## EXERCISE INSTRUCTIONS:
Look through the listing below for the word "kind" and copy every line where it occurs.

** MATERIAL FOR THIS EXERCISE follows **

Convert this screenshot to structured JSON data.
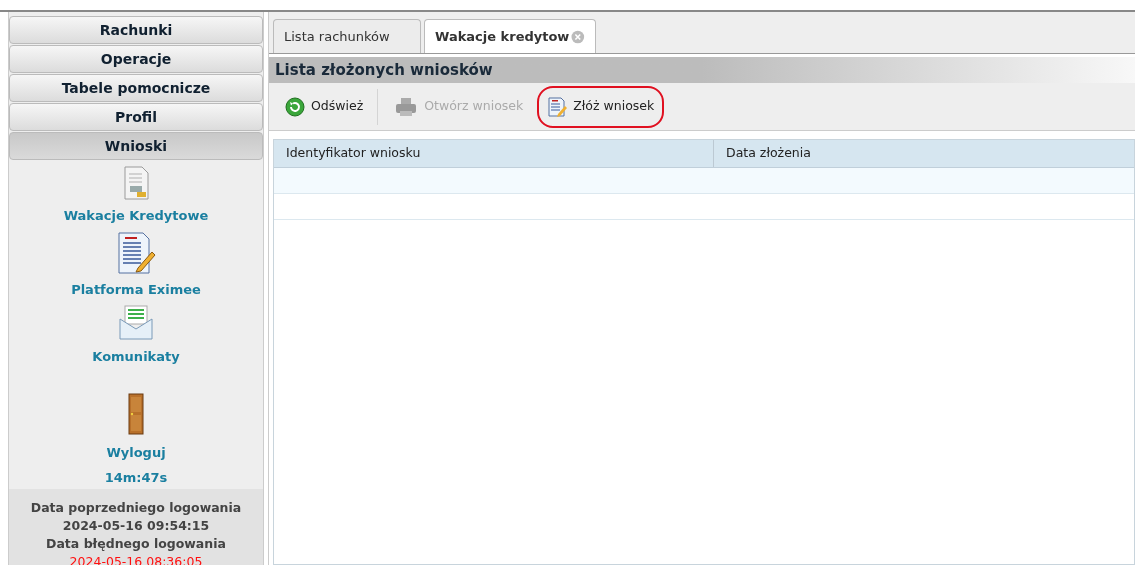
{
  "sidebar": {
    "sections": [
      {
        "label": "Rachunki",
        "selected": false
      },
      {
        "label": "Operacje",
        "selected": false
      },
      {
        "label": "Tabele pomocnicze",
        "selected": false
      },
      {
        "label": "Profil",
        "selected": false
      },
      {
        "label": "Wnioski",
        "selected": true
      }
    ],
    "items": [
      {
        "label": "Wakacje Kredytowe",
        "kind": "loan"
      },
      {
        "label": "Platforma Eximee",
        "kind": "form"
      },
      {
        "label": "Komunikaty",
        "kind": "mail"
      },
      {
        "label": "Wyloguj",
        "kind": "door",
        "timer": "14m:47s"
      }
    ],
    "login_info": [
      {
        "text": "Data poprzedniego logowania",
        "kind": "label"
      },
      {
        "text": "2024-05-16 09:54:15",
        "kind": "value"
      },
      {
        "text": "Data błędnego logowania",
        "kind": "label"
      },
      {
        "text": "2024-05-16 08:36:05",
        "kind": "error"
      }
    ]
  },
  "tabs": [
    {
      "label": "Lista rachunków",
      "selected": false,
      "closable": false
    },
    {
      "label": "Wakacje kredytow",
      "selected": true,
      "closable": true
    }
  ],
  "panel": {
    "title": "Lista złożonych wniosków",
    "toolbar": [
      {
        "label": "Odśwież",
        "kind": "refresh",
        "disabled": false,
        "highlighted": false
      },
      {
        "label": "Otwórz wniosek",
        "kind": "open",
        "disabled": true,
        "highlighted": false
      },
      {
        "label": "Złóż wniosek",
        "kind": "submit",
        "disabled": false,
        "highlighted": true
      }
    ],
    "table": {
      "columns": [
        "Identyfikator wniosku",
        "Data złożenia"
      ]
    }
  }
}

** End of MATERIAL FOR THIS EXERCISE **
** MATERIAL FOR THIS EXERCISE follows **

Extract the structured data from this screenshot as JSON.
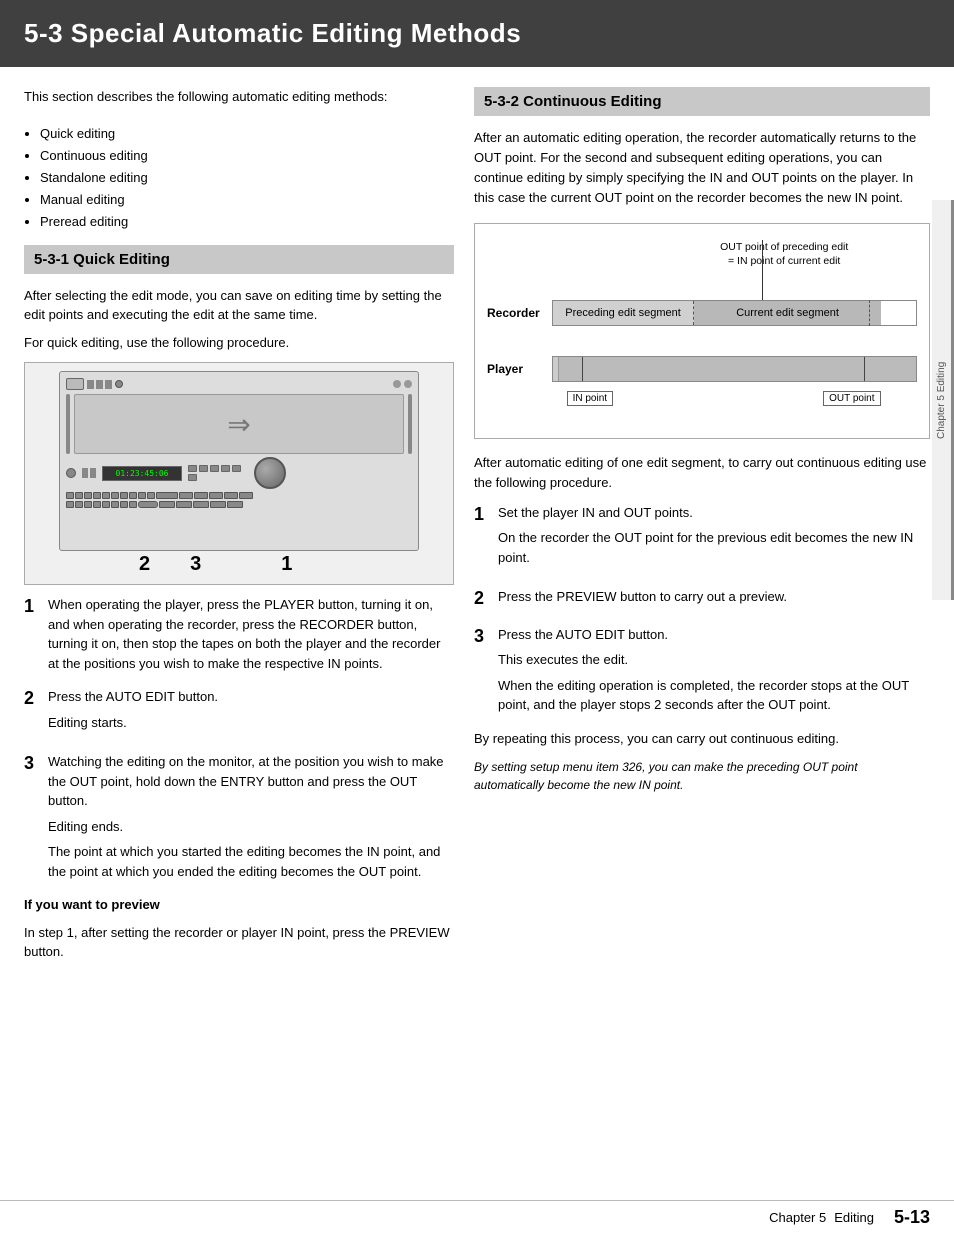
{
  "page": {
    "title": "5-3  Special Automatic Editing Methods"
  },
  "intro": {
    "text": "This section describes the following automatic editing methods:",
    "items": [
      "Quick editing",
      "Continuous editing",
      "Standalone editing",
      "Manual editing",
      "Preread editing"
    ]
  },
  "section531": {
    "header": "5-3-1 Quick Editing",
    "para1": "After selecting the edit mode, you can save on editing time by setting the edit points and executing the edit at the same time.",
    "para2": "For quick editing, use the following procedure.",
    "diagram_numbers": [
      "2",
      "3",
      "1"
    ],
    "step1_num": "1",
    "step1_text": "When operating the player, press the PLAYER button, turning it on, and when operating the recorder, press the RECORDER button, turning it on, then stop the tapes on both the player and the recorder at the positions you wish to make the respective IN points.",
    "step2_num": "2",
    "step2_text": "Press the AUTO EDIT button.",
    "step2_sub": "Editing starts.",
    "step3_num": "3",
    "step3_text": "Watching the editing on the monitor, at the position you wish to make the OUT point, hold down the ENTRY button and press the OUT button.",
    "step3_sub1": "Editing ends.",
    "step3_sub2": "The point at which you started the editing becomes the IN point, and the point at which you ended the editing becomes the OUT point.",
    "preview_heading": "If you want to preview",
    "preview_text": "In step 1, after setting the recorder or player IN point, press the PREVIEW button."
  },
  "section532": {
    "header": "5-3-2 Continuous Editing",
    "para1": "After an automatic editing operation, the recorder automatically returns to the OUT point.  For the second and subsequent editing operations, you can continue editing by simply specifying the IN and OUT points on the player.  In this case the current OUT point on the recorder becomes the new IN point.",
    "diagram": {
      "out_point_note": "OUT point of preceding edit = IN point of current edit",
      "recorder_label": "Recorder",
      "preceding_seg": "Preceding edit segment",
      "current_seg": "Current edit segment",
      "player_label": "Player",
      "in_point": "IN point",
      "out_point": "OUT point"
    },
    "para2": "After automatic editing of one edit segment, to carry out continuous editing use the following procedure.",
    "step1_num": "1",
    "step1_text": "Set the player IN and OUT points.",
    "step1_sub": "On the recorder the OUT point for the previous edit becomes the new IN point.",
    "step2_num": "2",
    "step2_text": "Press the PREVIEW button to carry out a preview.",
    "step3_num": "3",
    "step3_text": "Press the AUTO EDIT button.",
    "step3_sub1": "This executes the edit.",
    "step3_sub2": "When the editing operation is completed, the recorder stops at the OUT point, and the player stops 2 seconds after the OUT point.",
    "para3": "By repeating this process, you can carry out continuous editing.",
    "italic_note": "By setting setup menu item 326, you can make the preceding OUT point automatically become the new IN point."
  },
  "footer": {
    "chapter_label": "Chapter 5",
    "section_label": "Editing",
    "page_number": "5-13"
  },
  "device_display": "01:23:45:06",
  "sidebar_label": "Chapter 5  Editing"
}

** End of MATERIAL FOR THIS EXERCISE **
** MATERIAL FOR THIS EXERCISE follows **

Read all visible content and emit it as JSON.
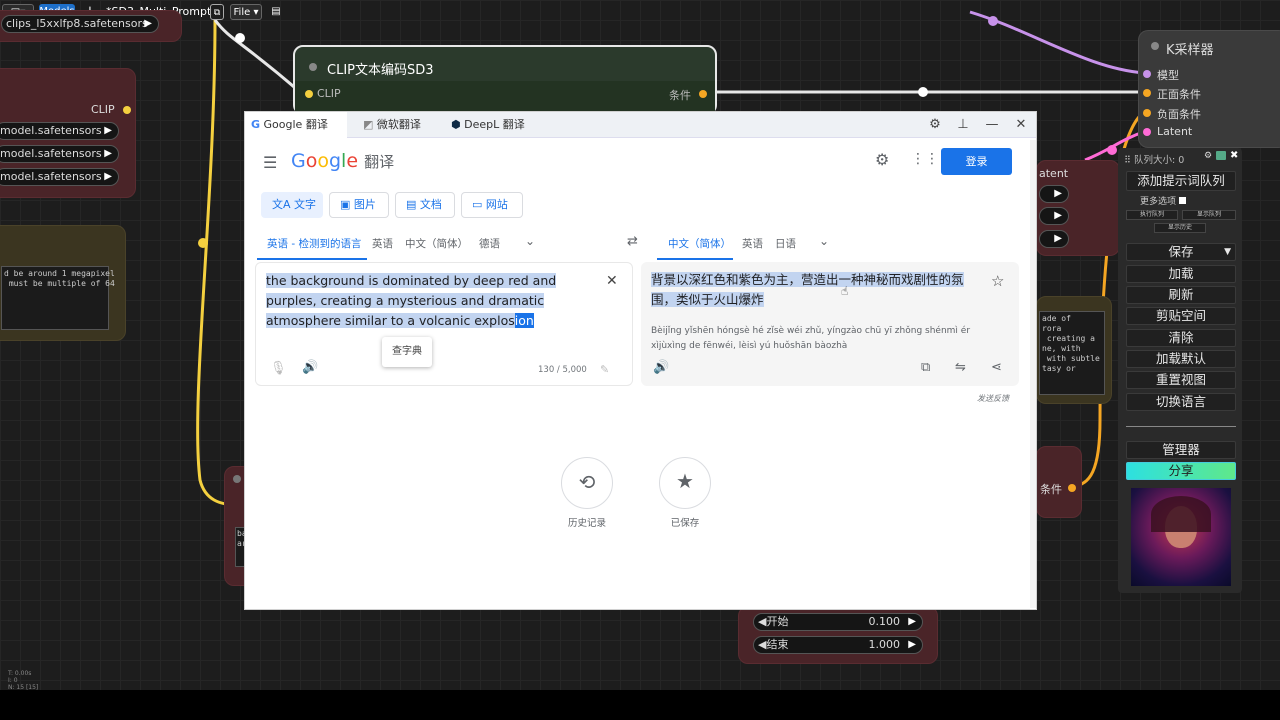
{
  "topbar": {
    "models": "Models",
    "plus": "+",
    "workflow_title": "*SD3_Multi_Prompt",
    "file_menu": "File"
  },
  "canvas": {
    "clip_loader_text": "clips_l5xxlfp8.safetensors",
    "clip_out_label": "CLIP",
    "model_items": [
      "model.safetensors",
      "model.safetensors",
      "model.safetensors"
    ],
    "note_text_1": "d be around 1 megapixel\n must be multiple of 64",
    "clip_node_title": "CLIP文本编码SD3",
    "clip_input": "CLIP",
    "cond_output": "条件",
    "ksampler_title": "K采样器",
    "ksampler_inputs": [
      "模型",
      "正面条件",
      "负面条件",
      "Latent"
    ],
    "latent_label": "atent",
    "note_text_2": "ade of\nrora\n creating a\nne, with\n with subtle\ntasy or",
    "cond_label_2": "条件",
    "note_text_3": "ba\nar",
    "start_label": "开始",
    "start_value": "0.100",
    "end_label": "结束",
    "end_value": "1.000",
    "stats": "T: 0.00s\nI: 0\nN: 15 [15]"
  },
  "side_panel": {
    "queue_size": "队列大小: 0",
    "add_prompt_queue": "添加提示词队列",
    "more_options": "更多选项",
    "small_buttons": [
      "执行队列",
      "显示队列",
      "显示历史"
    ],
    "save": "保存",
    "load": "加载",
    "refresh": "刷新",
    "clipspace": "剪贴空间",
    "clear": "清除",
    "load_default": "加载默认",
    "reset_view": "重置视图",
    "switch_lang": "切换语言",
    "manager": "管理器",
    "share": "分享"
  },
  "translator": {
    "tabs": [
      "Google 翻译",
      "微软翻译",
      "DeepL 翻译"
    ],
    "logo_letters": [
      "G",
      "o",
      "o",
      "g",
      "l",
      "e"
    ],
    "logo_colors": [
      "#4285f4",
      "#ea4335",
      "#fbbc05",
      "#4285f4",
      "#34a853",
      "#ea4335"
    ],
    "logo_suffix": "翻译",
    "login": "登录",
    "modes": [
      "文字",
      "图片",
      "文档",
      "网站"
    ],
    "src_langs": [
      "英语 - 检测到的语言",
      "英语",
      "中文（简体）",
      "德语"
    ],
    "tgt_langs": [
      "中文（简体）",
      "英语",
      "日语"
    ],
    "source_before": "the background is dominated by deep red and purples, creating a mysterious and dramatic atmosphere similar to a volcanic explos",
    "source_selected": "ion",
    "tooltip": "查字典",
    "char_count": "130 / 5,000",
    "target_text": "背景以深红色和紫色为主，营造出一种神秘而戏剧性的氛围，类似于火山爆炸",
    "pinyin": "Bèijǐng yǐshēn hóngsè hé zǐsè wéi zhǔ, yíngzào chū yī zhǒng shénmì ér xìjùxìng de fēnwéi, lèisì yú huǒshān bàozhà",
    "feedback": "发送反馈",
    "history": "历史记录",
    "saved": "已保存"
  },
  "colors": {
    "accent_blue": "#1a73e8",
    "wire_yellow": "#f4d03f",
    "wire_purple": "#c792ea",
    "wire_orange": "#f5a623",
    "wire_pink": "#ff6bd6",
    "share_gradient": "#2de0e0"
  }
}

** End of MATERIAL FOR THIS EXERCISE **

## YOUR RESPONSE:
        "kind": "loan"
        "kind": "form"
        "kind": "mail"
        "kind": "door",
        "kind": "label"
        "kind": "value"
        "kind": "label"
        "kind": "error"
        "kind": "refresh",
        "kind": "open",
        "kind": "submit",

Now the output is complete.